The total time estimate for each seed plant is 3 hours, not including coming up with your list of 40.
Input the information in your spreadsheet, with the name of the company you met with and notes about how it went. Did it establish depth, trust? Keep practicing, and you’ll become a natural.
Be adamant about making notes in your spreadsheet. Follow the structure of the game, and measure your success.
Document everything and see how long it takes to plant 20 seeds. Ritter estimates typically 2 1/2 months.
Twenty Seed Game Guidelines
So now you know the basics! Be consistent enough to make a habit out of these steps.
Think of this practice as a game; your Excel spreadsheet is your game board.
As you work on planting those seeds, make an effort with each one to find a lead you’re serious about.
There are thousands of people you could meet in the business world, many of them fascinating. Don’t waste your time pursuing bad-quality leads.
Get Used to This Process
Start to understand how long each step takes for you, and how you can most efficiently complete each one.
However efficient you can be, it will all still take a significant amount of time. But with focus and time management, you can consistently make time to plant seeds.
You’ll also learn what works best regarding how you communicate with others.
Keep Track Along the Way
With your spreadsheet, you’re collecting important data about this process to look back at and understand the trends. You’re tracking and measuring.
As you continue the game, you’ll be able to see your game card fill up with seeds planted.
As the game continues, seeds planted will yield requests for proposals, either directly from the contacts you met or because of them. You’ll also find that planting 20 seeds from an initial list of 20 names is difficult.
You’ll likely need more, even double. Some people simply won’t want to meet, and others will delay longer than your estimated 2-month time frame.

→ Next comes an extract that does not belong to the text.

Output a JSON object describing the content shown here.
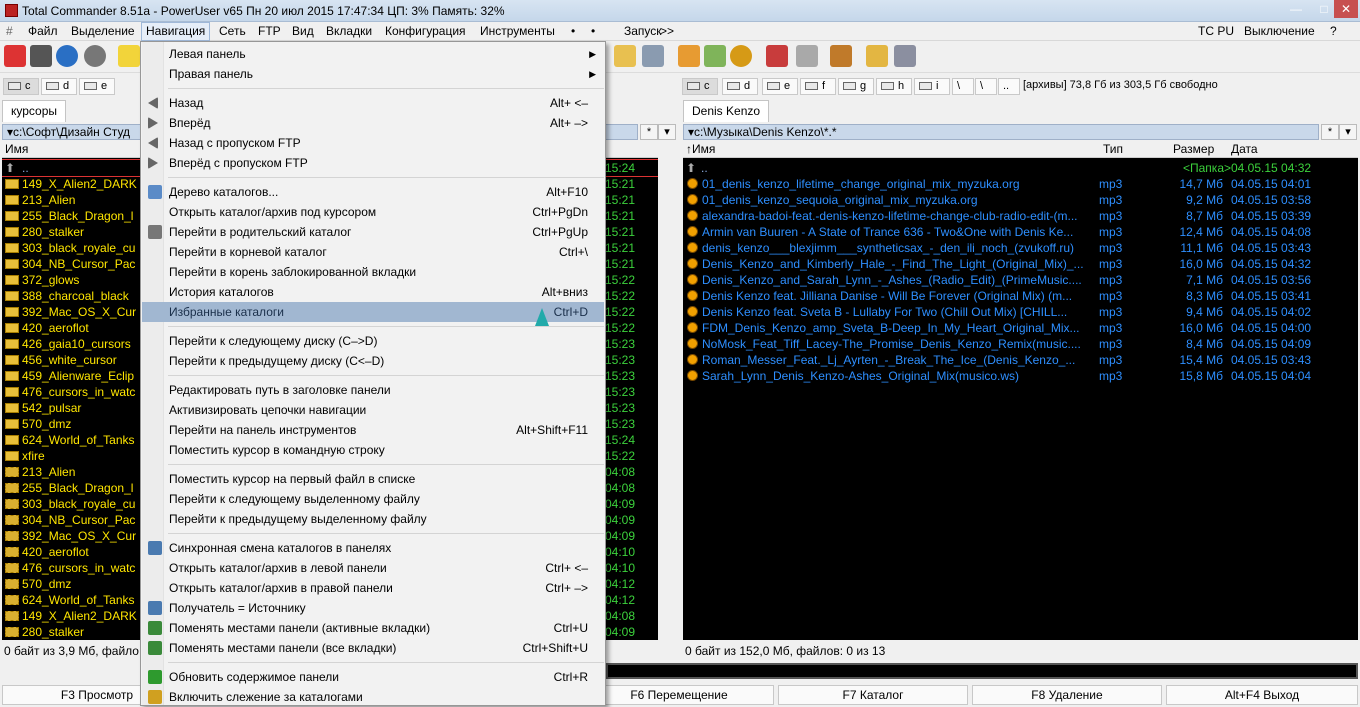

In the meantime, seek out more names and keep on trying to set up those meetings.
Use Networking Events
You can help yourself during the game by using networking events. These are a great place to meet people, take business cards and cultivate an initial contact.
These events, like your seed plant meetings, aren’t about selling. They’re just a chance to meet others.
It’s great if you find names here you can add to your game card. You may even find that new names come to you naturally after you’ve begun, through recommendations from others.
You can also add these to your list.
Accountability is a major help when trying to complete a longer-term challenge like this one. Two months is a lot of time, and there will be plenty of opportunities to cut corners or even give up.
Resist the temptation by involving others, getting more players in the game or having somebody act as a monitor to check in and moderate. Hold brief weekly meetings to check in.
With your seed planting, you will begin to see proposals. You’ll have more information to document as you see the ratio of seed planting to proposals, and the size of each deal you can close from these.
You could get proposals from every seed or 1 out of every 7. Whatever the case, the relationship has then turned into sales, and it’s time to close the deal.
As you keep track on your spreadsheet, the data and discipline of input as you go along will help keep you accountable.
Do It Again
The next step is to do it all again! It might be more difficult this time to come up with your list, but the overall process is the same.
You can use the twenty seed game for finding prospects and making sales, even for finding a job. But the key to remember here is to focus on the process, not what you could gain.
Build trust through meaningful interactions and forge strong connections.
How do you create meaningful connections in your business? Have these connections helped your sales? What was the biggest surprise you learned from these connections?
Share your experiences in the comments below. Your experience is unique and valuable to others!
Creating Meaningful Connections Using the Twenty Seed Game
Are you interested in generating leads without using a sales pitch! In his book, The Twenty Seed Game, Douglas Ritter describes his effective networking process that builds strong, meaningful connections with others, leading to new business.